He describes it as a major turning point. Following their sixth release, "Blood & Bones", The Process immediately began working on the new project. "We never left the studio," he says. "We've done re-mixes on various tracks that are so different they're essentially like new. Our new drummer gives different techno vibes, rich rhythms, and a very real, new feel to everything. It's a lot of fun!"
Though wildly popular overseas, dub music is still taking root in the states. So how do you define it, exactly?
"It's the influence of turning music around using what's out there in new technology. It got more creative by taking western rock instruments to make African music." Though as the genre expands, admits Asher, " It's become more bionic and technological."
For that very reason, the techno approach sometimes has more traditional musicians struggling with the age-old battle of craftsmanship vs. technology. How does a band like The Process answer critics who view a synthesized/dubbed product as, while certainly creative, not necessarily musical in nature?
It's a tough question, but he takes it in stride. "I would point out that my guitar player, for example, is a highly skilled musician featured in many industry mags, and widely viewed as one of the best. I have a drummer who can play circles around any rhythm you throw at him. My whole bandŠThese are quality players. And they find plenty of ways to express themselves in what we do".
But of the musical merit, itself? "I understand the question" he says honestly, "But you have to embrace the new technology, and move forward with it. It's part of the creative process. For example, The Beatles heard a synth and immediately put it to work for them." Taking the technology to new heights, explains Asher, "Šis what makes music evolve."
Still, he seems to appreciate the value of more traditional timbres. "We try to bring a warmth and an organic feel to what is a fairly cold, technological arena. To juxtapose that is a great challenge. You know, it's a tough balancing act being true to yourself, and being something marketable. A good man once said 'By what do you measure your success? Becoming a flash in the pan, hoping for more? Or is it the ability to keep pushing and creating?' We're out there pushing, for better or worse, and it's really what it's all about. As long as we can keep doing it and be true to the effort, we're good with that."
In the decade and a half it's been making music, The Process has seen his share of challenges, frustrations, and successes. I ask David, "If something were to happen tomorrow, and "Weapons of Mass Percussion" were to be the final word from the band, what would the overall message have been?"

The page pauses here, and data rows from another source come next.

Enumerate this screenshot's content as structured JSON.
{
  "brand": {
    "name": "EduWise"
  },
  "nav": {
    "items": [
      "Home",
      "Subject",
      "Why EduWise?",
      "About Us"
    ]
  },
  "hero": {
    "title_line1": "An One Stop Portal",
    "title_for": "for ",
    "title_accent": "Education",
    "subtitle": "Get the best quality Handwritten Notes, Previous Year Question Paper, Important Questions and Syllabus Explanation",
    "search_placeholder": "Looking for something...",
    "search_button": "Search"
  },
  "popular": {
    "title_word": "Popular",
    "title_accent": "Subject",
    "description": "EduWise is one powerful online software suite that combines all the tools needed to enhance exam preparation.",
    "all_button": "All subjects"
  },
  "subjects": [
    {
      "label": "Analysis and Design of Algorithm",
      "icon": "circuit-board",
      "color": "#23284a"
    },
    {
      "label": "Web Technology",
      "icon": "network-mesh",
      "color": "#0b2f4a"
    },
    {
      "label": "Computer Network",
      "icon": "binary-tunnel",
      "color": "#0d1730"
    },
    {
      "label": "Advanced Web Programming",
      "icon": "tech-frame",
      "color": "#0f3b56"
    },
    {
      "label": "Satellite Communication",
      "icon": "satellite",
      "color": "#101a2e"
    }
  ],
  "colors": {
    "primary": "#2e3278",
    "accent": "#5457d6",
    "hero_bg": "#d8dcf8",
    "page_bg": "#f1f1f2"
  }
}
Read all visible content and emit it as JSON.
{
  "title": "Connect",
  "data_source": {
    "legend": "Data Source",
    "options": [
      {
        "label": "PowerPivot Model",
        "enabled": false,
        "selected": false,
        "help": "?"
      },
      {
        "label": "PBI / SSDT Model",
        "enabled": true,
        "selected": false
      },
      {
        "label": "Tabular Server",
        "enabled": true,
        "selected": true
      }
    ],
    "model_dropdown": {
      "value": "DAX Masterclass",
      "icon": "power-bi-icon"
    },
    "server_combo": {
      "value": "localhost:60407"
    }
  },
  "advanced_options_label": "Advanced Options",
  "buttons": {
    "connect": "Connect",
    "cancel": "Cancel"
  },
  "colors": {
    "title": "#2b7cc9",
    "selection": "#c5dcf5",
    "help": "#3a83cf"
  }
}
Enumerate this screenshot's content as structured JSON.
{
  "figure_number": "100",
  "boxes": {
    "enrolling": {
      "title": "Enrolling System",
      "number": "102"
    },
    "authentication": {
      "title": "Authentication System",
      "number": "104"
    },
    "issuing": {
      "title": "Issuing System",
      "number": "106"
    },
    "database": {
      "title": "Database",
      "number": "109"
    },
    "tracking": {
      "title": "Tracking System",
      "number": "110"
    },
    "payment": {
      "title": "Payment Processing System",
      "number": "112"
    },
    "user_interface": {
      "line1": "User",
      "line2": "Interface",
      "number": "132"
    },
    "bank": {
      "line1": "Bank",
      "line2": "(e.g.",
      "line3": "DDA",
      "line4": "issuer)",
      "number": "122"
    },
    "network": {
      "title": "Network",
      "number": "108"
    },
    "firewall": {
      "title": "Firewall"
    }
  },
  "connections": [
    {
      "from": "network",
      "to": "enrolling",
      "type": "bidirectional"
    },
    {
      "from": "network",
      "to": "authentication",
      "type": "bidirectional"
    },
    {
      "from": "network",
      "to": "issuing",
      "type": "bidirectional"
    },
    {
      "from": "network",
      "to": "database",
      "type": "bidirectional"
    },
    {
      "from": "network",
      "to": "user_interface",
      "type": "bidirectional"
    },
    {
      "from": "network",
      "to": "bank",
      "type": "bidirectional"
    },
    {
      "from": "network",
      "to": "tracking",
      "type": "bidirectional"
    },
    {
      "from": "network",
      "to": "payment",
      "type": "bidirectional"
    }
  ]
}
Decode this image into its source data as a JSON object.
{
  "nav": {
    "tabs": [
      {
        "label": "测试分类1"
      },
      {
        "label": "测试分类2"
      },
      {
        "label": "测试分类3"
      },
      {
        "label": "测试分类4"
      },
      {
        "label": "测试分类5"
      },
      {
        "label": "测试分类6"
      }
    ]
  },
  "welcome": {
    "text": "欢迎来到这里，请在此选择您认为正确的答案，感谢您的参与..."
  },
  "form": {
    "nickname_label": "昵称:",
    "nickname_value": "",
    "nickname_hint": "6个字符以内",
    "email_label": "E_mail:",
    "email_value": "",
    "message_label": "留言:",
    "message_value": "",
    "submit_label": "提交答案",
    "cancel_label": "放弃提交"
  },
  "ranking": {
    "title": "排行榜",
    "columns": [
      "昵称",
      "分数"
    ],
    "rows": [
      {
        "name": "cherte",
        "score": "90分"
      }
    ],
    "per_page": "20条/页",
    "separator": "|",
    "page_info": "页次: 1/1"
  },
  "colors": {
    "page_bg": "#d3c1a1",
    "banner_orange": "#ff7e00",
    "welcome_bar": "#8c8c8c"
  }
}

"It's all peace." He says. "And it's okay to be a warrior for peace." He brightens as he adds, "I see the future though, and after seven albums, it's still forward to the best of our abilities."
"Is there anything you would have done differently?" I ask.
The question seems to catch him off-guard. After a long moment, he answers, and I can hear him smile through the phone. The response is slow, and somewhat introspective. "What would I do differently?" He muses.
"Nothin'. Not a thing. I'm doing the same thing (taking the same approach) as I did back then. I've just become a little better at it."
Another long pause and then:
"...Rastafari flows like a river. After fifteen years? It's a soul refresher now."
The Process will be at Shooters headlining the annual Bob Marley Birthday Bash and releasing their new CD, Weapons of Mass Percussion on Saturday, February 25th, and is a featured artist on Review This Radio Dot Com.